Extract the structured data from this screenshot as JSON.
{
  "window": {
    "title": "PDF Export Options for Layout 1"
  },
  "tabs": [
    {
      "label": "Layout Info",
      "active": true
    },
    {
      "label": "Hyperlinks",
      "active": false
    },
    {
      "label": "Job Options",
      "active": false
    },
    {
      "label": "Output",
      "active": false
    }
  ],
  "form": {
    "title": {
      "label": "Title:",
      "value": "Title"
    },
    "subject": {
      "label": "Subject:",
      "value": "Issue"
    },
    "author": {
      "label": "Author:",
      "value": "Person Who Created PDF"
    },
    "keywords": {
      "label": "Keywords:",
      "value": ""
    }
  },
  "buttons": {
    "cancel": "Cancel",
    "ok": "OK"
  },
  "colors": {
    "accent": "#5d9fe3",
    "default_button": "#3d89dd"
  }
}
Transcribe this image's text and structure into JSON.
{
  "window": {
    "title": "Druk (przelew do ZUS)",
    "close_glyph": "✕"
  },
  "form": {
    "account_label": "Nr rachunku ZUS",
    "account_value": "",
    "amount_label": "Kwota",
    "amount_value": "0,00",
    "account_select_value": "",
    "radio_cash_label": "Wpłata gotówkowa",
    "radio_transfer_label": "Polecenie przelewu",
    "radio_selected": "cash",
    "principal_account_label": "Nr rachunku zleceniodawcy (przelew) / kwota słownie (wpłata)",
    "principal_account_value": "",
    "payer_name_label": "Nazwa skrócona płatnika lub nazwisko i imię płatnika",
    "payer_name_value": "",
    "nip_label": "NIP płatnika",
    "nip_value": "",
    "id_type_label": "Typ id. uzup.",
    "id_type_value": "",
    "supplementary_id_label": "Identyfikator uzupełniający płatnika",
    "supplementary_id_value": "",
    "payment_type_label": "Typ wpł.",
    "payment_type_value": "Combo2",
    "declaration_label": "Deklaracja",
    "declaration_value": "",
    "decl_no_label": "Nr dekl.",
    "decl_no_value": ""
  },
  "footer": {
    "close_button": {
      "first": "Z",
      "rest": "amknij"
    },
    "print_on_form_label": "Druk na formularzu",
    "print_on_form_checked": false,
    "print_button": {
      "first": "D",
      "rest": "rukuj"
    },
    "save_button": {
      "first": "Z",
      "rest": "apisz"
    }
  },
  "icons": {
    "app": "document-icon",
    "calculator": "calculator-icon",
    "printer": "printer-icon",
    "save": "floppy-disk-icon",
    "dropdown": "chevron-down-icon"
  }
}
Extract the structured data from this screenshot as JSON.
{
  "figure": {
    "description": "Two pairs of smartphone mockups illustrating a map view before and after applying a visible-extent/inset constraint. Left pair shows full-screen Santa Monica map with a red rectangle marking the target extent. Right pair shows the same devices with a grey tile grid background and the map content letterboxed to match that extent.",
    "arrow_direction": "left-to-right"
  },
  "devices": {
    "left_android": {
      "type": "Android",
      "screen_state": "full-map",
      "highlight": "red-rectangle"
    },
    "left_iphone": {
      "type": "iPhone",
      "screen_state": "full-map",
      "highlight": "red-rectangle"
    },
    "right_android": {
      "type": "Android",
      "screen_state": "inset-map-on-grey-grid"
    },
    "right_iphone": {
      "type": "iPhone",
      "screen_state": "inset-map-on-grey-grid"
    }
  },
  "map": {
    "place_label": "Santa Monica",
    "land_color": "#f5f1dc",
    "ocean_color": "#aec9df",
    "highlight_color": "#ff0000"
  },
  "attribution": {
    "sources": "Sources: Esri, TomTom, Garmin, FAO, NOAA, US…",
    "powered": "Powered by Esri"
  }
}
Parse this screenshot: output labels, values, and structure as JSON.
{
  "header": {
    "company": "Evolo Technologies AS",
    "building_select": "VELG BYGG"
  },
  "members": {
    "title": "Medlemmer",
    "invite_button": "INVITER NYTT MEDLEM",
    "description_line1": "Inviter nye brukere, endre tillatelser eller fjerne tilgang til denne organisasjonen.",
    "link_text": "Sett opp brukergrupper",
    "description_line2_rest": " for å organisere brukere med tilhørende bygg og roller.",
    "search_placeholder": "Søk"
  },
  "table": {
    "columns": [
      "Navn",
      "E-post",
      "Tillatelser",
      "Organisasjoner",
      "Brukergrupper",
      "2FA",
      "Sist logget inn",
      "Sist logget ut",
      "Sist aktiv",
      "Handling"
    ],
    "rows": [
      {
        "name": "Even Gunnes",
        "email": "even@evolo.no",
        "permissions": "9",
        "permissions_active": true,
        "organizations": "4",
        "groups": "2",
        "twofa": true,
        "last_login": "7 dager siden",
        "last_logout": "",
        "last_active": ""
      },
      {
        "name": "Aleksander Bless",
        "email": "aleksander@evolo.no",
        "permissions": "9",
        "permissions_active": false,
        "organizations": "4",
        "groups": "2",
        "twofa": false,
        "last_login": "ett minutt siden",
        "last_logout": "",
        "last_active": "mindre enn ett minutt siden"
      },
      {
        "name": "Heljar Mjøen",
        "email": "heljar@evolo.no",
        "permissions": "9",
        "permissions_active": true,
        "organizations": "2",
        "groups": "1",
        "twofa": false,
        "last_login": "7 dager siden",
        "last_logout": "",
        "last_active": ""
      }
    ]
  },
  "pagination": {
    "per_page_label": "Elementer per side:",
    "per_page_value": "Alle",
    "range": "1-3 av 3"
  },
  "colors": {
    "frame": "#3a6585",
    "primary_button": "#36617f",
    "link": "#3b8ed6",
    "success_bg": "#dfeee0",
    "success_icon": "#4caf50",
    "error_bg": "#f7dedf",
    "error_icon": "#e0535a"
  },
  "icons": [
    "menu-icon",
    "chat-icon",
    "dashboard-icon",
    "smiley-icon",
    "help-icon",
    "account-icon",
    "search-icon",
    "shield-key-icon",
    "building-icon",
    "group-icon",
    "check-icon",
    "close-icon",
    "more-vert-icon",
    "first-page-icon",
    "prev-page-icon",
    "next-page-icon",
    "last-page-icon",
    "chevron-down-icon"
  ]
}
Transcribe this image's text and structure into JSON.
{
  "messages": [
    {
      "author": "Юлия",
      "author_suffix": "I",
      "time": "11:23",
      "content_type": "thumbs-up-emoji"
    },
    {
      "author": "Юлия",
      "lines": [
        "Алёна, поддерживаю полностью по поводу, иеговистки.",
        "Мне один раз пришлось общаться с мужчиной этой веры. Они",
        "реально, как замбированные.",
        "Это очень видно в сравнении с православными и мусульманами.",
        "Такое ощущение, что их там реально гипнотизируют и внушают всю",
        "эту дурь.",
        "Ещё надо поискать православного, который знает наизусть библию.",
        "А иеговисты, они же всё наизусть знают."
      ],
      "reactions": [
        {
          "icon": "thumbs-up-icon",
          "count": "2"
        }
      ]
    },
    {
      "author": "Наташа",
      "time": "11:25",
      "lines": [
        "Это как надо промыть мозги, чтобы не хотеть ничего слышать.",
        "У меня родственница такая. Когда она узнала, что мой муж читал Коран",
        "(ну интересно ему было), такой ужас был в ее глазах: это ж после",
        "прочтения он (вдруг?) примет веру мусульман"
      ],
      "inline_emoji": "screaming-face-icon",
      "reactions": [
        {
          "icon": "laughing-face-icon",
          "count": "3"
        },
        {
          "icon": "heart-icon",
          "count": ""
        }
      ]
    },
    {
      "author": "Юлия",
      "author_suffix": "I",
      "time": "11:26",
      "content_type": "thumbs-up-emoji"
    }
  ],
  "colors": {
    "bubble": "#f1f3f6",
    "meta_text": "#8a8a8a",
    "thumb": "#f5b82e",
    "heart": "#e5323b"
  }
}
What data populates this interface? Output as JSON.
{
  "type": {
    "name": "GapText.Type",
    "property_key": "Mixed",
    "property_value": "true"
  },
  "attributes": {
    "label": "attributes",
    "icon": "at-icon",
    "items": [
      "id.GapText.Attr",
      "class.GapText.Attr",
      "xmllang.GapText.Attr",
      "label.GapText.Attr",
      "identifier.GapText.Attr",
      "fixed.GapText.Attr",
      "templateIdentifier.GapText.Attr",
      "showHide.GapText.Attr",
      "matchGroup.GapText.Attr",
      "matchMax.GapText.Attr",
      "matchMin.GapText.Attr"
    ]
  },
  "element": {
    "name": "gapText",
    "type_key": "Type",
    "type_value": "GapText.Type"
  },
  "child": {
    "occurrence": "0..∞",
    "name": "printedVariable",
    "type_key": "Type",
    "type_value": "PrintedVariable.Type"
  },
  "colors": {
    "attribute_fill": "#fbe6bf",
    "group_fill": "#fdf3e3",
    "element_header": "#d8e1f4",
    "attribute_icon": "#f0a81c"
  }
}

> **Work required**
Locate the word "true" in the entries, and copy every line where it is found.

> **Reply to the exercise**
      "active": true
        "permissions_active": true,
        "twofa": true,
        "permissions_active": true,
    "property_value": "true"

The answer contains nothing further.